packet handed out in class including information from
Star-Finding with a Planisphere by
Alan M. MacRobert and The Edmund Sky
Guide by Terence Dickinson and Sam Brown.
Answer the following questions based on the handout and your planisphere. Use
complete sentences in your answers: some answers will require
frequent returns to the text to figure out and you will need to
use more than one sentence in some cases.
For an excellent image of the spectra of representative stars for the main types of stars see this page at the Astronomy Picture of the Day. You can search that site for star colors and come up with a number of pages that show the contrasting real colors of stars.
Here are a series of links that will be useful in introducing the material in this lesson:
A Java-applet showing how temperature is related to the color produced by a glowing-hot object.
What colors do stars come in? Astronomers refer to these colors using one-letter codes. What colors and temperatures do these codes correspond to? Make a chart.
The one-letter codes can be listed in a row like this: OBAFGKM. Come up with an original mnemonic to remember the order of these color codes. The standard (and lame) mnemonic is Oh, Be AFine Girl/Guy, Kiss Me. Surely you can do better than that!
The color-code system is not really as simple as the plain colors of the stars. What does the spectrum of a star have to do with the Spectral Type (as these codes are properly called)?
What is the star magnitude scale?
What is the faintest magnitude you can see without binoculars or a telescope?
In brighly lit areas fewer stars can be seen than in areas that have few street- and house-lights. Why?
What is the limit in star magnitudes for someone in a city?
How much brighter is a first magnitude star (like Spica, magnitude 1) than a fourth magnitude star (like delta Lyra)?
Some stars vary in brightness. From the text find at least two examples.
Do the stars move in relation to one another? If so, do people live long enough to notice this motion just by looking up into the sky?
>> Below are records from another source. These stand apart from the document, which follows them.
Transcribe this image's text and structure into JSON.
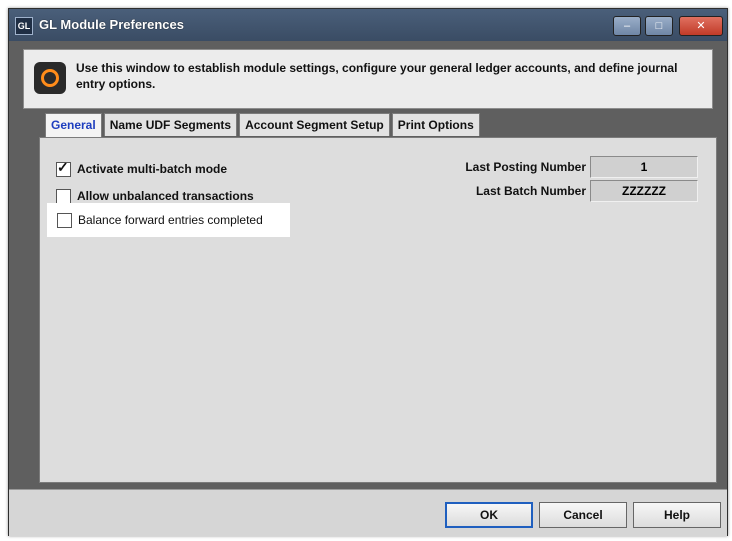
{
  "window": {
    "app_icon": "GL",
    "title": "GL Module Preferences",
    "minimize_glyph": "–",
    "maximize_glyph": "□",
    "close_glyph": "✕"
  },
  "info": {
    "icon": "gear-icon",
    "text": "Use this window to establish module settings, configure your general ledger accounts, and define journal entry options."
  },
  "tabs": [
    {
      "label": "General",
      "active": true
    },
    {
      "label": "Name UDF Segments",
      "active": false
    },
    {
      "label": "Account Segment Setup",
      "active": false
    },
    {
      "label": "Print Options",
      "active": false
    }
  ],
  "general": {
    "checkboxes": [
      {
        "label": "Activate multi-batch mode",
        "checked": true
      },
      {
        "label": "Allow unbalanced transactions",
        "checked": false
      },
      {
        "label": "Balance forward entries completed",
        "checked": false
      }
    ],
    "last_posting_number": {
      "label": "Last Posting Number",
      "value": "1"
    },
    "last_batch_number": {
      "label": "Last Batch Number",
      "value": "ZZZZZZ"
    }
  },
  "buttons": {
    "ok": "OK",
    "cancel": "Cancel",
    "help": "Help"
  }
}
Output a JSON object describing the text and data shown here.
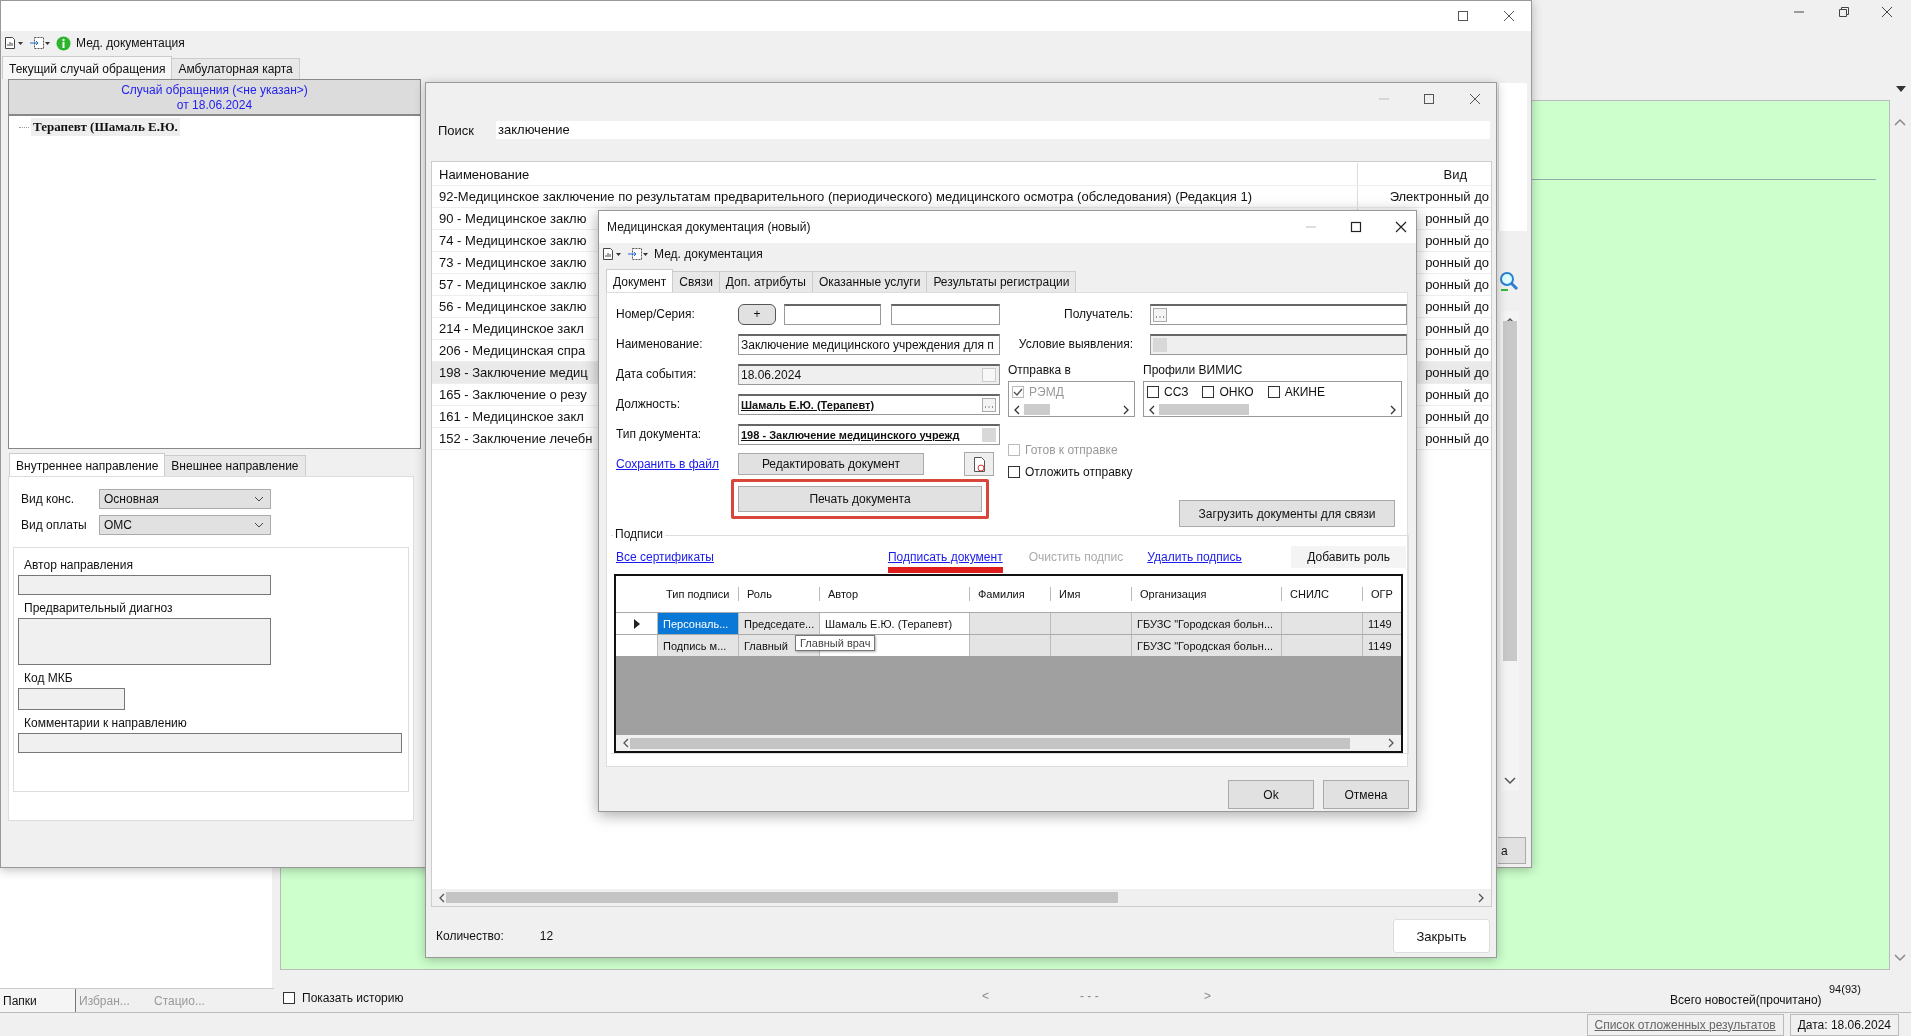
{
  "desktop": {
    "bottom_tabs": [
      {
        "label": "Папки",
        "selected": true
      },
      {
        "label": "Избран...",
        "selected": false
      },
      {
        "label": "Стацио...",
        "selected": false
      }
    ],
    "show_history": {
      "label": "Показать историю",
      "checked": false
    },
    "pager": {
      "prev": "<",
      "range": "- - -",
      "next": ">"
    },
    "news": {
      "label": "Всего новостей(прочитано)",
      "count": "94(93)"
    },
    "status_bar": {
      "deferred_link": "Список отложенных результатов",
      "date": "Дата: 18.06.2024"
    }
  },
  "main_window": {
    "toolbar_title": "Мед. документация",
    "tabs": [
      {
        "label": "Текущий случай обращения",
        "selected": true
      },
      {
        "label": "Амбулаторная карта",
        "selected": false
      }
    ],
    "case_header": {
      "title": "Случай обращения (<не указан>)",
      "date": "от 18.06.2024"
    },
    "tree": [
      {
        "label": "Терапевт (Шамаль Е.Ю.",
        "selected": true
      }
    ],
    "referral_tabs": [
      {
        "label": "Внутреннее направление",
        "selected": true
      },
      {
        "label": "Внешнее направление",
        "selected": false
      }
    ],
    "selects": [
      {
        "label": "Вид конс.",
        "value": "Основная"
      },
      {
        "label": "Вид оплаты",
        "value": "ОМС"
      }
    ],
    "fields": [
      {
        "label": "Автор направления",
        "kind": "line"
      },
      {
        "label": "Предварительный диагноз",
        "kind": "area"
      },
      {
        "label": "Код МКБ",
        "kind": "short"
      },
      {
        "label": "Комментарии к направлению",
        "kind": "wide"
      }
    ],
    "side_button": "а"
  },
  "search_window": {
    "search_label": "Поиск",
    "search_value": "заключение",
    "columns": [
      "Наименование",
      "Вид"
    ],
    "rows": [
      {
        "name": "92-Медицинское заключение по результатам предварительного (периодического) медицинского осмотра (обследования) (Редакция 1)",
        "type": "Электронный до",
        "selected": false
      },
      {
        "name": "90 - Медицинское заклю",
        "type": "ронный до",
        "selected": false
      },
      {
        "name": "74 - Медицинское заклю",
        "type": "ронный до",
        "selected": false
      },
      {
        "name": "73 - Медицинское заклю",
        "type": "ронный до",
        "selected": false
      },
      {
        "name": "57 - Медицинское заклю",
        "type": "ронный до",
        "selected": false
      },
      {
        "name": "56 - Медицинское заклю",
        "type": "ронный до",
        "selected": false
      },
      {
        "name": "214 - Медицинское закл",
        "type": "ронный до",
        "selected": false
      },
      {
        "name": "206 - Медицинская спра",
        "type": "ронный до",
        "selected": false
      },
      {
        "name": "198 - Заключение медиц",
        "type": "ронный до",
        "selected": true
      },
      {
        "name": "165 - Заключение о резу",
        "type": "ронный до",
        "selected": false
      },
      {
        "name": "161 - Медицинское закл",
        "type": "ронный до",
        "selected": false
      },
      {
        "name": "152 - Заключение лечебн",
        "type": "ронный до",
        "selected": false
      }
    ],
    "count_label": "Количество:",
    "count": "12",
    "close_button": "Закрыть"
  },
  "dialog": {
    "title": "Медицинская документация (новый)",
    "toolbar_title": "Мед. документация",
    "tabs": [
      {
        "label": "Документ",
        "selected": true
      },
      {
        "label": "Связи",
        "selected": false
      },
      {
        "label": "Доп. атрибуты",
        "selected": false
      },
      {
        "label": "Оказанные услуги",
        "selected": false
      },
      {
        "label": "Результаты регистрации",
        "selected": false
      }
    ],
    "number_label": "Номер/Серия:",
    "add_button": "+",
    "name_label": "Наименование:",
    "name_value": "Заключение медицинского учреждения для п",
    "date_label": "Дата события:",
    "date_value": "18.06.2024",
    "position_label": "Должность:",
    "position_value": "Шамаль Е.Ю. (Терапевт)",
    "doc_type_label": "Тип документа:",
    "doc_type_value": "198 - Заключение медицинского учрежд",
    "recipient_label": "Получатель:",
    "condition_label": "Условие выявления:",
    "send_to": {
      "title": "Отправка в",
      "options": [
        {
          "label": "РЭМД",
          "checked": true,
          "disabled": true
        }
      ]
    },
    "vimis": {
      "title": "Профили ВИМИС",
      "options": [
        {
          "label": "ССЗ",
          "checked": false,
          "disabled": false
        },
        {
          "label": "ОНКО",
          "checked": false,
          "disabled": false
        },
        {
          "label": "АКИНЕ",
          "checked": false,
          "disabled": false
        }
      ]
    },
    "save_link": "Сохранить в файл",
    "edit_button": "Редактировать документ",
    "print_button": {
      "label": "Печать документа",
      "highlighted": true
    },
    "ready": {
      "label": "Готов к отправке",
      "checked": false,
      "disabled": true
    },
    "postpone": {
      "label": "Отложить отправку",
      "checked": false,
      "disabled": false
    },
    "load_button": "Загрузить документы для связи",
    "signatures": {
      "title": "Подписи",
      "actions": [
        {
          "label": "Все сертификаты",
          "kind": "link",
          "highlighted": false
        },
        {
          "label": "Подписать документ",
          "kind": "link",
          "highlighted": true
        },
        {
          "label": "Очистить подпис",
          "kind": "disabled",
          "highlighted": false
        },
        {
          "label": "Удалить подпись",
          "kind": "link",
          "highlighted": false
        },
        {
          "label": "Добавить роль",
          "kind": "button",
          "highlighted": false
        }
      ],
      "columns": [
        {
          "label": "Тип подписи",
          "readonly": true
        },
        {
          "label": "Роль",
          "readonly": true
        },
        {
          "label": "Автор",
          "readonly": false
        },
        {
          "label": "Фамилия",
          "readonly": true
        },
        {
          "label": "Имя",
          "readonly": true
        },
        {
          "label": "Организация",
          "readonly": true
        },
        {
          "label": "СНИЛС",
          "readonly": true
        },
        {
          "label": "ОГР",
          "readonly": true
        }
      ],
      "rows": [
        {
          "current": true,
          "selected": true,
          "cells": [
            "Персональ...",
            "Председате...",
            "Шамаль Е.Ю. (Терапевт)",
            "",
            "",
            "ГБУЗС \"Городская больн...",
            "",
            "1149"
          ]
        },
        {
          "current": false,
          "selected": false,
          "cells": [
            "Подпись м...",
            "Главный",
            "",
            "",
            "",
            "ГБУЗС \"Городская больн...",
            "",
            "1149"
          ]
        }
      ],
      "tooltip": "Главный врач"
    },
    "ok_button": "Ok",
    "cancel_button": "Отмена"
  }
}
You have been learning how to navigate around the sky using degrees. The sky can be thought of as a huge sphere that we look at from the inside. It is convenient to do this because then distances between objects in the sky can be given in degrees. How many degrees of the sky are there between the point that is due North of you through the zenith to the point that is due South of you? How could you find a point that is 45° from the horizon?
What are some convenient “rulers” you can use to make measurements of distances in degrees on the sky? How could you find 1°, 5°, 10°, or 15° in the sky? Draw pictures.
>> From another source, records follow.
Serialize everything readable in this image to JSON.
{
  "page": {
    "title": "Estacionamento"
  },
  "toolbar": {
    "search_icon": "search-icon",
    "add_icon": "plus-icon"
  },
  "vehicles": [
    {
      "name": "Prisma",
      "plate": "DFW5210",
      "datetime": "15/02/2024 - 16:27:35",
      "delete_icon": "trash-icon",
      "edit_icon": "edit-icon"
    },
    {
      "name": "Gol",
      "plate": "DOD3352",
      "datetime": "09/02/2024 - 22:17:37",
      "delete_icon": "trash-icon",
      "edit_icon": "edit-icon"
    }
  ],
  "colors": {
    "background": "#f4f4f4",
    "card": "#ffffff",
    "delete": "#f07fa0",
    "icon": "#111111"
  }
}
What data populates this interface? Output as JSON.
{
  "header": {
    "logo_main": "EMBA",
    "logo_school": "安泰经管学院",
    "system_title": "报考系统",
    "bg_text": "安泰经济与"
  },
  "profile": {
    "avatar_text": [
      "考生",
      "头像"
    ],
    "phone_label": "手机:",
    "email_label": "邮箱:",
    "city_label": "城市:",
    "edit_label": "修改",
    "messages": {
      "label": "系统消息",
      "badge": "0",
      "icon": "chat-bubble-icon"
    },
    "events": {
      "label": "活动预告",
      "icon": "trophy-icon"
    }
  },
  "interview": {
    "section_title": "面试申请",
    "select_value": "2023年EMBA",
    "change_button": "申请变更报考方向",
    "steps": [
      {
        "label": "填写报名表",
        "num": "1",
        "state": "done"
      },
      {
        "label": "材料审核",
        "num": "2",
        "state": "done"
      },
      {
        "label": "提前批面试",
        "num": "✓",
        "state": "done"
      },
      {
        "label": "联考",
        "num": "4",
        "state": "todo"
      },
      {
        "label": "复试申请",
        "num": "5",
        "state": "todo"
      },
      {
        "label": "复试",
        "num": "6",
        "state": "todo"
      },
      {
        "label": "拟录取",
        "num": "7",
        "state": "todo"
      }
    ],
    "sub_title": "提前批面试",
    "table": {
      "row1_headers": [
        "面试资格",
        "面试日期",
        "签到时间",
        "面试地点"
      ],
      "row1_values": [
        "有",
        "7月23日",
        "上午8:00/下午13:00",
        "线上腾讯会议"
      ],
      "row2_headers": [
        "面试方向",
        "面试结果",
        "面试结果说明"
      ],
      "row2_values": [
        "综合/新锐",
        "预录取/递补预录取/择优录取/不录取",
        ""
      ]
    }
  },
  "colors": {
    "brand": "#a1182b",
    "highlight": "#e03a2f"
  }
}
Which of the Connection maps from your text in more useful this time of year (there are two)? Why?
Compare the constellations shown on these maps to the constellations on your planisphere that can be seen at 20:00 (21:00 daylight savings time). Make a list from each source to make this comparison. The one on page 9 is set up for highest accuracy in mid-September around 20:00 (21:00 daylight savings time). These maps show the constellations that the authors of the text think will be easiest to find. What does that tell you about the other constellations on your planisphere?
Look at your two lists from the previous question. Compare how many bright stars (first or second magnitude) there are in the constellations from the star map constellations vs. the other constellations on your planisphere.